Search for the name, locality, period or a feature of a locality. You'll then be taken to a map showing results.

Stourton Castle (also known as Stewpony, Kinver)


There are extensive pleasure grounds around the house, including a knot garden and walks. It is a well-treed site in good condition. The parkland stretches to the north. In the late-20th century the walled garden became a garden centre and the stables were converted to housing.

The present garden, created following considerable alterations to the house by Sir Robert Smirke in 1831 and 1832, consists of terraces on three sides. Those on the south side are 9m below the house, and contain a small box and gravel parterre on the upper terrace, replicating a larger and more intricate version shown in an early-20th-century photograph.

An iron fountain and basin on the lower level appear to have been placed there in order to provide a viewpoint from windows in the castle, but not as part of the original design, as on the ground the feature appears awkwardly placed.

The two original, steep terraces have evidently slipped during one of the periods of neglect, and have been made safe by shoring them up into four narrow paths. This has been accomplished by redistributing the original stone from the walls, and consolidating it with rather crude brickwork. Old photographs show that the stone retaining wall of the lower terrace had extended to the west front, where it was planted up as a rockwork feature. There may also have been planting on the east side, but no evidence is visible.

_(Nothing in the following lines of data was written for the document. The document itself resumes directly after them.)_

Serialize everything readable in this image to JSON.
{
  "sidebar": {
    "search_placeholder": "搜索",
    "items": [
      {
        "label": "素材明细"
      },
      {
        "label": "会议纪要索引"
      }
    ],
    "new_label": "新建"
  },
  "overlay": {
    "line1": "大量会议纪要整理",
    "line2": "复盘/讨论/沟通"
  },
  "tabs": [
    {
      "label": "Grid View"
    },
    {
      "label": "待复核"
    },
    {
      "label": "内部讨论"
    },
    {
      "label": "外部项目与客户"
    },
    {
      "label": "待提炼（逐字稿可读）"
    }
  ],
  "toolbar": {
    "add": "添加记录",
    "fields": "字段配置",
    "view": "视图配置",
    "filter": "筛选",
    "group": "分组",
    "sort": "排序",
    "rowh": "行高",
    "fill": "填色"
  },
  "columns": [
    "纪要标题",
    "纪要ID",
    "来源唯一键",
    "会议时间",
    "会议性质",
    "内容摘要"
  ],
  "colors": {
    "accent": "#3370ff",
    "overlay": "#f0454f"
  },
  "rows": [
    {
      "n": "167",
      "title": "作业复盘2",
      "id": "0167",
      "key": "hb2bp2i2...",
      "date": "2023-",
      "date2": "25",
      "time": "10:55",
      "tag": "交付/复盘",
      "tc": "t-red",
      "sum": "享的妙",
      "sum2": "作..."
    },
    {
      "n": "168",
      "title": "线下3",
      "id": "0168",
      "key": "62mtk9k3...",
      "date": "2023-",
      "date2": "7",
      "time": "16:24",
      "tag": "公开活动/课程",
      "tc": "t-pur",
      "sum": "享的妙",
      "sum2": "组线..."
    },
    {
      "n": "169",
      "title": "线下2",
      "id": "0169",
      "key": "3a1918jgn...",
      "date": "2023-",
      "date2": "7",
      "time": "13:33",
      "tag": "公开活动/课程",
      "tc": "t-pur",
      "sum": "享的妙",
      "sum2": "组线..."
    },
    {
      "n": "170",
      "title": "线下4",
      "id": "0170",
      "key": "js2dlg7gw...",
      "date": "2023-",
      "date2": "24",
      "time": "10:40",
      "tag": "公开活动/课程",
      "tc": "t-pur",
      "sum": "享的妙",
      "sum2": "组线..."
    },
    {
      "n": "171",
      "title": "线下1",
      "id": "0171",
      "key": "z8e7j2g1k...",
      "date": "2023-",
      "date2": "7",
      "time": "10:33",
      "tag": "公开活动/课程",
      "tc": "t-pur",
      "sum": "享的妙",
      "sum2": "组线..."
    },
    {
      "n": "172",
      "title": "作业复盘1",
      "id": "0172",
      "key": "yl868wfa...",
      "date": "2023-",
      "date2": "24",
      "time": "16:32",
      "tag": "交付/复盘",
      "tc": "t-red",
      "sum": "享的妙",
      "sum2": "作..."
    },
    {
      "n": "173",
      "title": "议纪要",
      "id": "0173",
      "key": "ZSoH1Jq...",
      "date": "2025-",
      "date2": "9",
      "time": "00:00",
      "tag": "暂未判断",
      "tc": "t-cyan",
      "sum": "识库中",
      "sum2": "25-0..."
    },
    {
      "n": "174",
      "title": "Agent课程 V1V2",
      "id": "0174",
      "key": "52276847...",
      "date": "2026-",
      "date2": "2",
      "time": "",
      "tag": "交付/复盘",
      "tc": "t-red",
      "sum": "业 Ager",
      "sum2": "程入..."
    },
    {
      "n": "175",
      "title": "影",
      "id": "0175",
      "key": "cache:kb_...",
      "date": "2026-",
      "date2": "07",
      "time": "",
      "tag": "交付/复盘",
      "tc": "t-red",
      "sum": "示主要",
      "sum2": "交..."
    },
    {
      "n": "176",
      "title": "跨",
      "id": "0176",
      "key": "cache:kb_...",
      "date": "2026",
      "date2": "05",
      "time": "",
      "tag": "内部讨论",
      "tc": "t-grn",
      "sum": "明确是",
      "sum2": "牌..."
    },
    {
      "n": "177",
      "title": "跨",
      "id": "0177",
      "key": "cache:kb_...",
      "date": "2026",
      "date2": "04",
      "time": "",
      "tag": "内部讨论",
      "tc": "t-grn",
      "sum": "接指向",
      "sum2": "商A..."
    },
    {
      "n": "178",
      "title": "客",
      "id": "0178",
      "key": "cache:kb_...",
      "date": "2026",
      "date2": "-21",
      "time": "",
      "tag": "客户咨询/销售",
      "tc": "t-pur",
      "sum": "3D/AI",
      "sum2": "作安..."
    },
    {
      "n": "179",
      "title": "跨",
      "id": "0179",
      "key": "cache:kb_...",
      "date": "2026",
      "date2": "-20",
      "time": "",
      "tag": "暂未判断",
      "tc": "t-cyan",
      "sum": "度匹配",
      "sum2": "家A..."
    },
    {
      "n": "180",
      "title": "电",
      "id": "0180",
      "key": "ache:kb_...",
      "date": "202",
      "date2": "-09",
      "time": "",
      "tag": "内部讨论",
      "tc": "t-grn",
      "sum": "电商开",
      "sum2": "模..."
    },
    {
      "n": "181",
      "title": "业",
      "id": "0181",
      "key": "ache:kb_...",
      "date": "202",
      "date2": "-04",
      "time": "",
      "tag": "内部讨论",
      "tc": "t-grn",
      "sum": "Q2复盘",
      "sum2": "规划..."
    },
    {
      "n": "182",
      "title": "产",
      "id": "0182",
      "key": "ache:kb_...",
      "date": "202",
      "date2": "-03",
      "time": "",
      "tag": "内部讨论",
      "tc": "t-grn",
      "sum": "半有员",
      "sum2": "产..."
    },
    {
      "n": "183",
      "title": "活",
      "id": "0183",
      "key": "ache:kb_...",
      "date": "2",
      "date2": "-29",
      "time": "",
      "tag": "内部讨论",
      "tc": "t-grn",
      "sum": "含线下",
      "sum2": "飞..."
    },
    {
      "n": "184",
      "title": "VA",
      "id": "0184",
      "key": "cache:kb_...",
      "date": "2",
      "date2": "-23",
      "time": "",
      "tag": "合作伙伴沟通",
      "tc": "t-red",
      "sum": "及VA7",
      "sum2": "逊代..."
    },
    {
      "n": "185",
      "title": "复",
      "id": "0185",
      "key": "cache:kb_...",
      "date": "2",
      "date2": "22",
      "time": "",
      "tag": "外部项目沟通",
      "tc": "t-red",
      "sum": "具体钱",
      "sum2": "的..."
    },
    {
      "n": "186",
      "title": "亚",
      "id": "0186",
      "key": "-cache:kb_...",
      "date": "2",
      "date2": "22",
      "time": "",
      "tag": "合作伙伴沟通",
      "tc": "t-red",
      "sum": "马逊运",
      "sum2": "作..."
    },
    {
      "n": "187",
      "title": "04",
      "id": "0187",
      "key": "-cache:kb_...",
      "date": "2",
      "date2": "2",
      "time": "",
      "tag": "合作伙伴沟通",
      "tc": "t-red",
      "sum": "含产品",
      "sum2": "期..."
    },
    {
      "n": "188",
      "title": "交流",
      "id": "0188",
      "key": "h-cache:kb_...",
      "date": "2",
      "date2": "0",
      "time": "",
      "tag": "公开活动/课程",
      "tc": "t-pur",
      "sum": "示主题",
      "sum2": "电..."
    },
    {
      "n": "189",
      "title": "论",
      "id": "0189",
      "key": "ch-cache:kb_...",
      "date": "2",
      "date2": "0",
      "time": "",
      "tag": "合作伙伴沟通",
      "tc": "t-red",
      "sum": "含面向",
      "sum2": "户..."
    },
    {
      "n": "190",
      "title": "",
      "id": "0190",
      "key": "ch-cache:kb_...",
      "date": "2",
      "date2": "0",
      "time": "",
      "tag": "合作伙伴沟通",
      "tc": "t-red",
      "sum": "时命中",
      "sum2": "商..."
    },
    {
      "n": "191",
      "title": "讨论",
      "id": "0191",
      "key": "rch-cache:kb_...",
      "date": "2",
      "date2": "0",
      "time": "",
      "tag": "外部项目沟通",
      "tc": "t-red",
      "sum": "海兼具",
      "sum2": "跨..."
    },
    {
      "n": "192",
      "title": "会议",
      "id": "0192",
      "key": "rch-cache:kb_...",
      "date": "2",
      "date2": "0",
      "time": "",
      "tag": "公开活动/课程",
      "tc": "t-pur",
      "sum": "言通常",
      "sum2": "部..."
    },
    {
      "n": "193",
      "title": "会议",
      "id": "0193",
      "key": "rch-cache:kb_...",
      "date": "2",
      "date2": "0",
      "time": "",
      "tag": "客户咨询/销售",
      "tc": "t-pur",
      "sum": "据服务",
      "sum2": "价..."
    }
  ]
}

A circular pond has been inserted into the lawn, adjacent to ther weir in the river. The pond is approximately 13 metres in diameter, with a concrete cill, but is now empty and surrounded by bamboo and rhodedendrons. The position and planting suggest that this probably took place towards the end of the 19th century. It forms a focal point of any view from the rooms on this side of the house.

Visitor Access, Directions & Contacts


Mr Fellows


The estate dates back to the 12th century, when Stourton was a royal hunting lodge. Since then, it has been leased and sold many times, and oftern left unoccupied for extended periods of time.


Tudor (1485-1603)

Associated People
Features & Designations


  • The National Heritage List for England: Listed Building

  • Reference: chapel & retaining walls
  • Grade: II
  • The National Heritage List for England: Listed Building

  • Reference: house, lodge,terrace.
  • Grade: II


  • House (featured building)
  • Description: The present house was built on a terrace overlooking the River Stour. It has a symmetrical facade with a Gothic lodge. It was remodelled in 1832 from designs by Robert Smirke.
  • Knot Garden
  • Walk
  • Stable Block
  • Description: Now converted to housing.
Key Information





Principal Building

Domestic / Residential


Tudor (1485-1603)



Civil Parish